Michael - Yes. The key word there is "Potentially" and we are at a very early stage. The best estimates are that it will be ten plus years away before we can print, I think, a human heart was the last estimate or a piece of heart that you might be able to use in surgery. But that's certainly the long-term goal is to be able to deliver that, to deliver an organ or a part of an organ that could be used by surgeons.
Chris - A couple of challenges here. I mean, one must be, if we look at a part of the body. It's not just made of cells. There's the matrix, the things that support the cells there. There are blood vessels, nerves, and so on. In the same way as a microchip has got wires and other things connecting it on to the motherboard, for example. So, you have to overcome the problem, not just of depositing this matrix and making the environment, the houses nice but you then got to keep the people who are going to live in the houses, the cells, you got to keep them happy as well, haven't you? So that's sort of two levels of complexity.
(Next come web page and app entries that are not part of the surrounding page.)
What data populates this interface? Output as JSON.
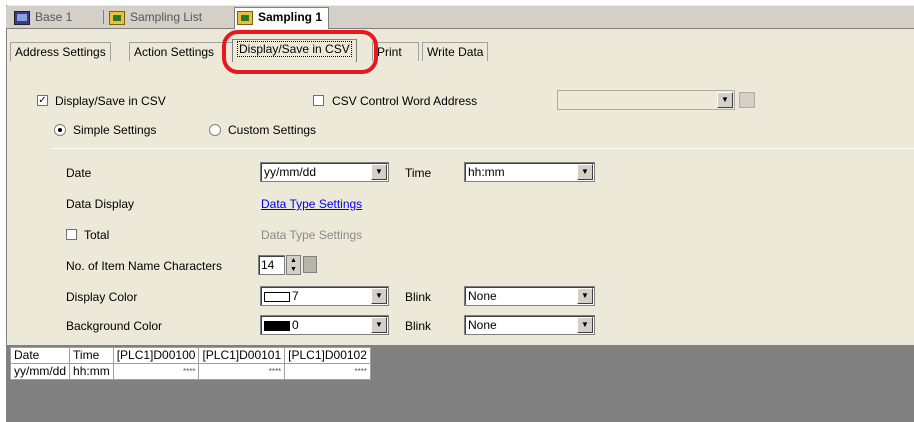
{
  "doc_tabs": [
    {
      "label": "Base 1",
      "icon": "screen-icon"
    },
    {
      "label": "Sampling List",
      "icon": "sampling-list-icon"
    },
    {
      "label": "Sampling 1",
      "icon": "sampling-icon",
      "active": true
    }
  ],
  "settings_tabs": [
    {
      "label": "Address Settings"
    },
    {
      "label": "Action Settings"
    },
    {
      "label": "Display/Save in CSV",
      "selected": true
    },
    {
      "label": "Print"
    },
    {
      "label": "Write Data"
    }
  ],
  "form": {
    "display_save_csv": {
      "label": "Display/Save in CSV",
      "checked": true
    },
    "csv_control_word": {
      "label": "CSV Control Word Address",
      "checked": false,
      "value": ""
    },
    "simple_settings": {
      "label": "Simple Settings",
      "selected": true
    },
    "custom_settings": {
      "label": "Custom Settings",
      "selected": false
    },
    "date": {
      "label": "Date",
      "value": "yy/mm/dd"
    },
    "time": {
      "label": "Time",
      "value": "hh:mm"
    },
    "data_display": {
      "label": "Data Display",
      "link": "Data Type Settings"
    },
    "total": {
      "label": "Total",
      "checked": false,
      "link_disabled": "Data Type Settings"
    },
    "item_name_chars": {
      "label": "No. of Item Name Characters",
      "value": "14"
    },
    "display_color": {
      "label": "Display Color",
      "value": "7",
      "swatch": "#ffffff",
      "blink_label": "Blink",
      "blink": "None"
    },
    "background_color": {
      "label": "Background Color",
      "value": "0",
      "swatch": "#000000",
      "blink_label": "Blink",
      "blink": "None"
    }
  },
  "preview_table": {
    "headers": [
      "Date",
      "Time",
      "[PLC1]D00100",
      "[PLC1]D00101",
      "[PLC1]D00102"
    ],
    "row": [
      "yy/mm/dd",
      "hh:mm",
      "****",
      "****",
      "****"
    ]
  },
  "colors": {
    "highlight": "#e8191e",
    "link": "#0000ee"
  }
}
Michael - It is, and one of the challenges at the moment is keeping the cells happy and the approach that we're using of delivering them effectively in bubble wrap is that we're protecting them through the printing process and keeping them happy. And one of the key elements to the process to understand is that like people, cells over time make themselves comfortable and will actually produce matrix around themselves to make them happy. So, they'll buy in their toaster and their foot spa. And so, it's a little bit of an interplay between those two factors. So you need to keep them happy when you give them their new home and then allow them the time to develop all the structures and the matrix around them that's going to allow them to function normally.
Chris - My brain is just sort of generating images of your kidneys sort of playing with its X-Box and popping the toaster down and bathing it's feet in the foot spa. Won't aske what's actually in the foot spa, especially if it was a kidney, but the point is, where would you get the cells from? Would they come from the individual? So if I needed a kidney, is the idea here that you could take some of my stem cells and then turn them into kidney cells and then use those in your printing process to make me a bio-compatible genetically compatible organ?
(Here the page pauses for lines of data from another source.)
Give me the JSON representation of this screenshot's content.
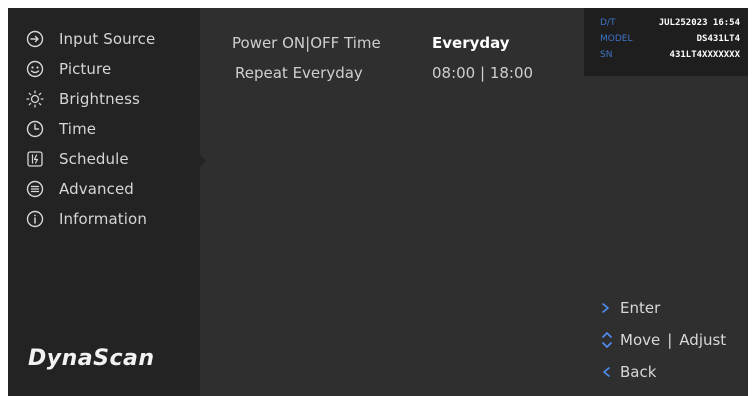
{
  "brand": {
    "logo_text": "DynaScan"
  },
  "menu": {
    "items": [
      {
        "label": "Input Source",
        "icon": "input-source-icon"
      },
      {
        "label": "Picture",
        "icon": "picture-icon"
      },
      {
        "label": "Brightness",
        "icon": "brightness-icon"
      },
      {
        "label": "Time",
        "icon": "clock-icon"
      },
      {
        "label": "Schedule",
        "icon": "schedule-icon"
      },
      {
        "label": "Advanced",
        "icon": "advanced-icon"
      },
      {
        "label": "Information",
        "icon": "information-icon"
      }
    ],
    "selected": "Schedule"
  },
  "settings": {
    "rows": [
      {
        "label": "Power ON|OFF Time",
        "value": "Everyday",
        "active": true
      },
      {
        "label": "Repeat Everyday",
        "value": "08:00 | 18:00",
        "active": false
      }
    ]
  },
  "info": {
    "dt_key": "D/T",
    "dt_value": "JUL252023 16:54",
    "model_key": "MODEL",
    "model_value": "DS431LT4",
    "sn_key": "SN",
    "sn_value": "431LT4XXXXXXX"
  },
  "hints": {
    "enter": "Enter",
    "move": "Move",
    "separator": "|",
    "adjust": "Adjust",
    "back": "Back"
  },
  "colors": {
    "accent": "#4f8ff0",
    "info_key": "#3f74c9",
    "sidebar_bg": "#232323",
    "content_bg": "#2f2f2f"
  }
}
Michael - Potentially. The field is still at an early stage of development and so all of the focus at the moment is coming up with the techniques that let us deliver cells and keep them happy and make them function normally. One of the benefits, potentially, of this approach to printing organs for the surgery that you'd be able to have them off the shelf and if you are taking cells from an individual patient and then printing them and growing them, it would take time. So, the long-term ideal goal would be if we could use generic stem cells and print using them and literally have an organ off the shelf. It's a long way away and I think over the coming years, as we address some of the basic challenges, strategies to cover that will emerge.